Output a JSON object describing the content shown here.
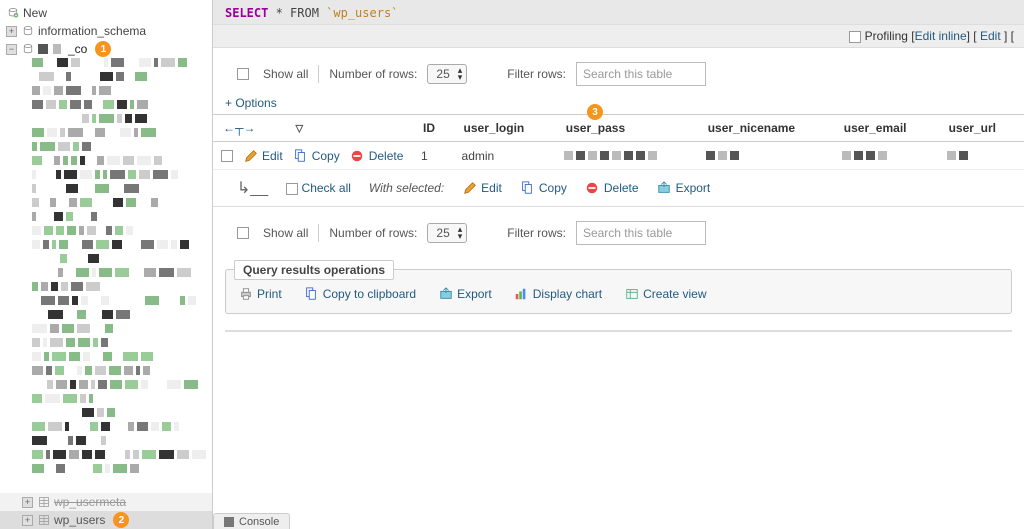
{
  "sidebar": {
    "new": "New",
    "info_schema": "information_schema",
    "db_partial": "_co",
    "wp_usermeta": "wp_usermeta",
    "wp_users": "wp_users"
  },
  "sql": {
    "select": "SELECT",
    "mid": " * FROM ",
    "table": "`wp_users`"
  },
  "topright": {
    "profiling": "Profiling",
    "edit_inline": "Edit inline",
    "edit": "Edit"
  },
  "pager": {
    "show_all": "Show all",
    "num_rows_label": "Number of rows:",
    "num_rows_value": "25",
    "filter_label": "Filter rows:",
    "filter_placeholder": "Search this table"
  },
  "options": "+ Options",
  "headers": {
    "id": "ID",
    "user_login": "user_login",
    "user_pass": "user_pass",
    "user_nicename": "user_nicename",
    "user_email": "user_email",
    "user_url": "user_url"
  },
  "row": {
    "edit": "Edit",
    "copy": "Copy",
    "delete": "Delete",
    "id_val": "1",
    "login_val": "admin"
  },
  "withsel": {
    "check_all": "Check all",
    "label": "With selected:",
    "edit": "Edit",
    "copy": "Copy",
    "delete": "Delete",
    "export": "Export"
  },
  "ops": {
    "legend": "Query results operations",
    "print": "Print",
    "copy_clip": "Copy to clipboard",
    "export": "Export",
    "chart": "Display chart",
    "create_view": "Create view"
  },
  "console": "Console",
  "badges": {
    "one": "1",
    "two": "2",
    "three": "3"
  }
}
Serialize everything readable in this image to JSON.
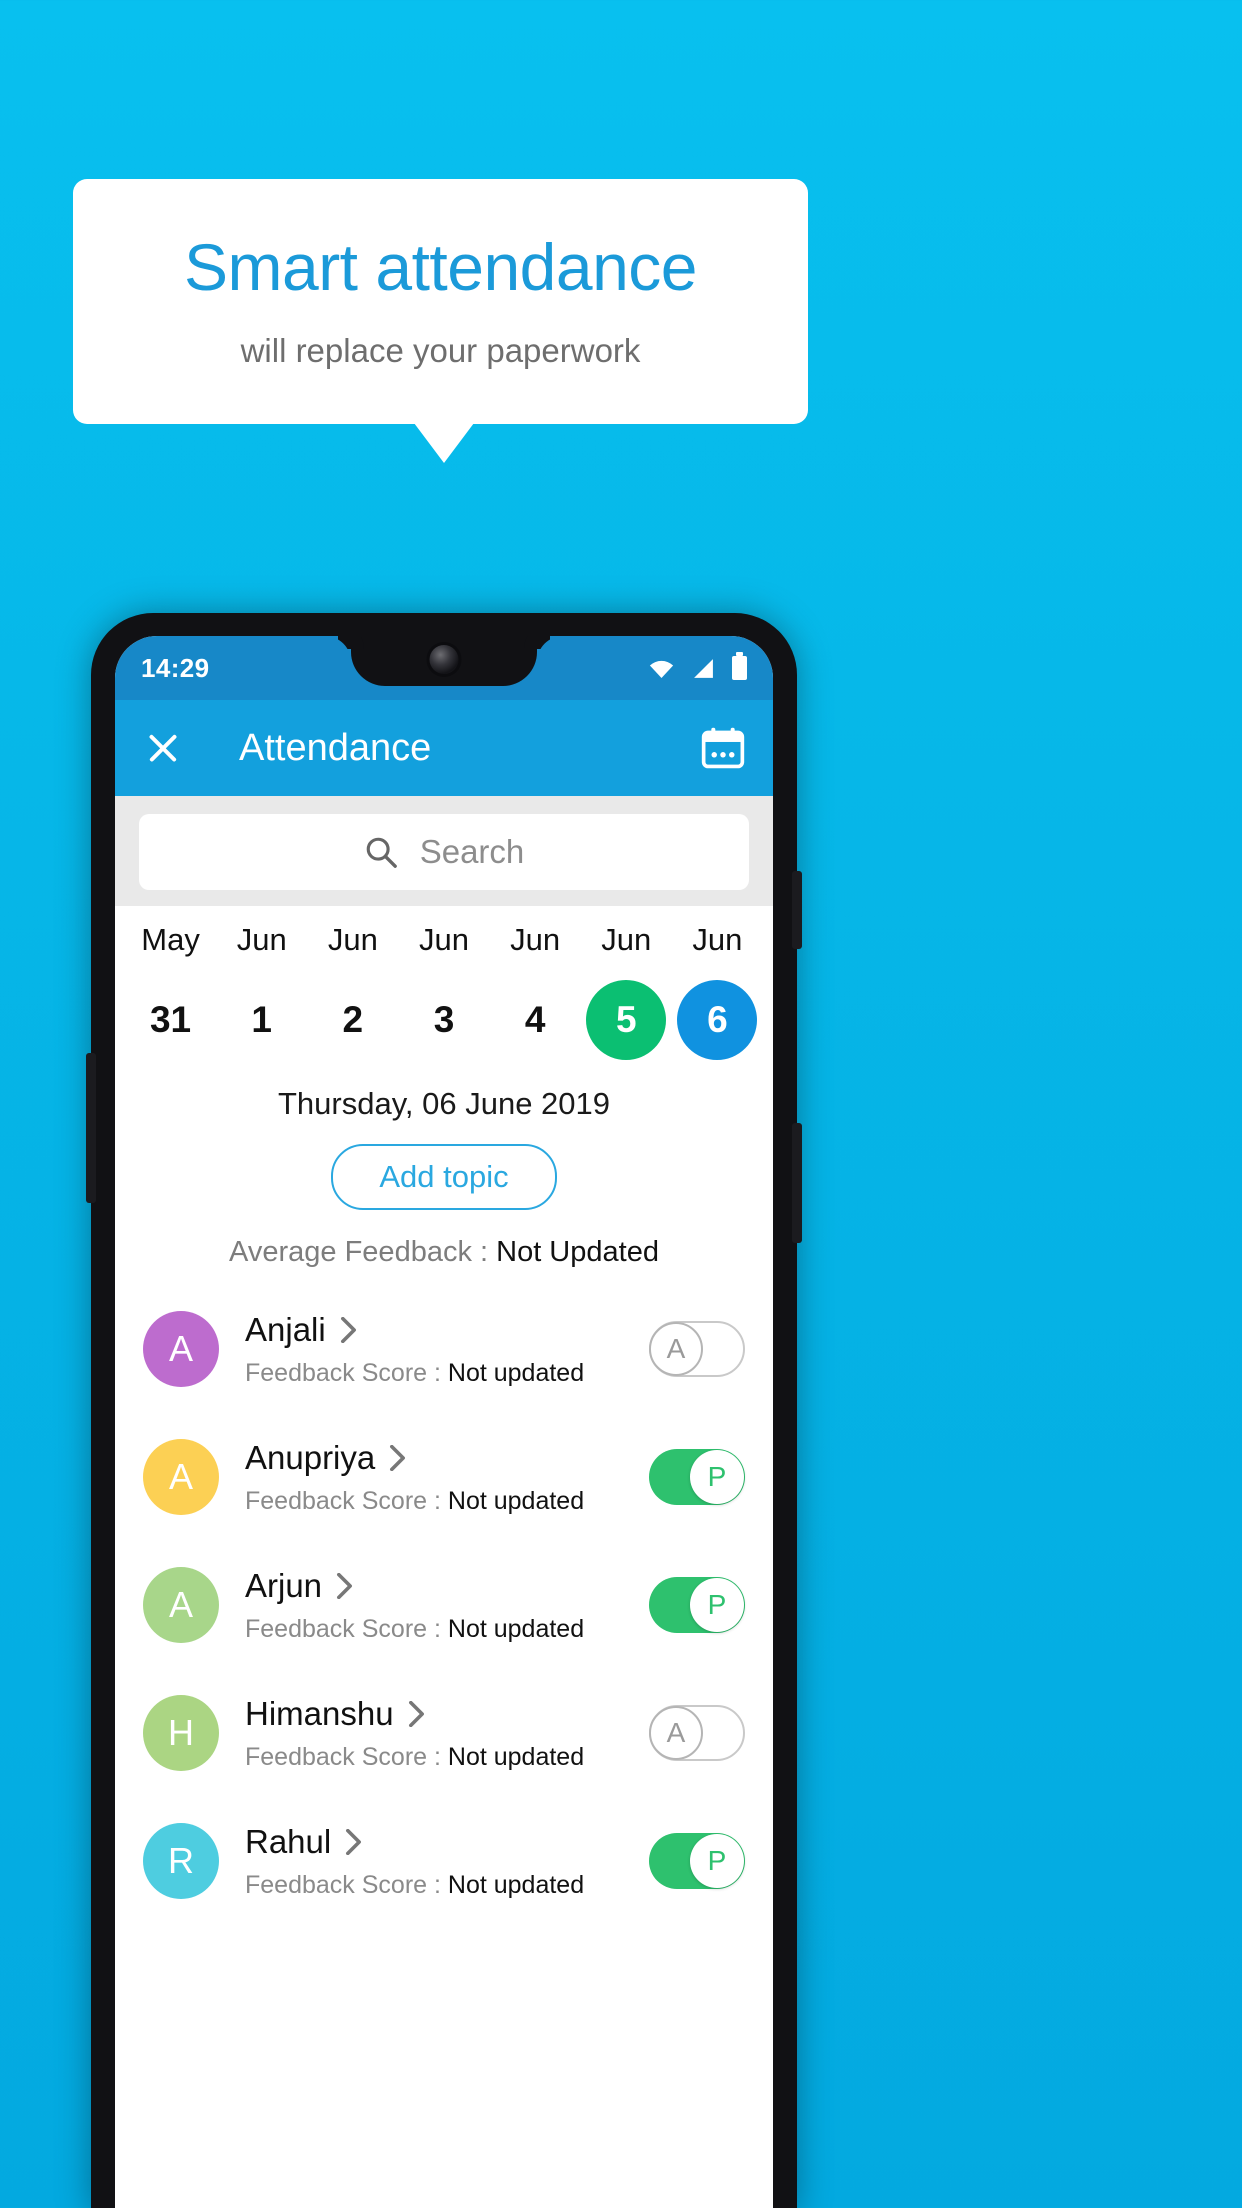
{
  "promo": {
    "title": "Smart attendance",
    "subtitle": "will replace your paperwork",
    "title_color": "#1b9ad9",
    "background_color": "#08c0ef"
  },
  "phone": {
    "status_bar": {
      "time": "14:29",
      "icons": [
        "wifi-icon",
        "signal-icon",
        "battery-icon"
      ]
    },
    "app_bar": {
      "close_icon": "close-icon",
      "title": "Attendance",
      "calendar_icon": "calendar-icon",
      "color": "#13a0dd"
    },
    "search": {
      "placeholder": "Search",
      "icon": "search-icon"
    },
    "calendar_strip": [
      {
        "month": "May",
        "day": "31",
        "state": "normal"
      },
      {
        "month": "Jun",
        "day": "1",
        "state": "normal"
      },
      {
        "month": "Jun",
        "day": "2",
        "state": "normal"
      },
      {
        "month": "Jun",
        "day": "3",
        "state": "normal"
      },
      {
        "month": "Jun",
        "day": "4",
        "state": "normal"
      },
      {
        "month": "Jun",
        "day": "5",
        "state": "green"
      },
      {
        "month": "Jun",
        "day": "6",
        "state": "blue"
      }
    ],
    "selected_date": "Thursday, 06 June 2019",
    "add_topic_label": "Add topic",
    "average_feedback_label": "Average Feedback : ",
    "average_feedback_value": "Not Updated",
    "feedback_label": "Feedback Score : ",
    "students": [
      {
        "initial": "A",
        "name": "Anjali",
        "avatar_color": "#bd6cce",
        "feedback": "Not updated",
        "attendance": "A",
        "present": false
      },
      {
        "initial": "A",
        "name": "Anupriya",
        "avatar_color": "#fcd054",
        "feedback": "Not updated",
        "attendance": "P",
        "present": true
      },
      {
        "initial": "A",
        "name": "Arjun",
        "avatar_color": "#a8d68a",
        "feedback": "Not updated",
        "attendance": "P",
        "present": true
      },
      {
        "initial": "H",
        "name": "Himanshu",
        "avatar_color": "#abd583",
        "feedback": "Not updated",
        "attendance": "A",
        "present": false
      },
      {
        "initial": "R",
        "name": "Rahul",
        "avatar_color": "#4ecde0",
        "feedback": "Not updated",
        "attendance": "P",
        "present": true
      }
    ]
  }
}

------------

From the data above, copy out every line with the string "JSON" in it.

- [Exercise answer]
Output a JSON object describing the content shown here.
Serialize everything readable in this image to JSON.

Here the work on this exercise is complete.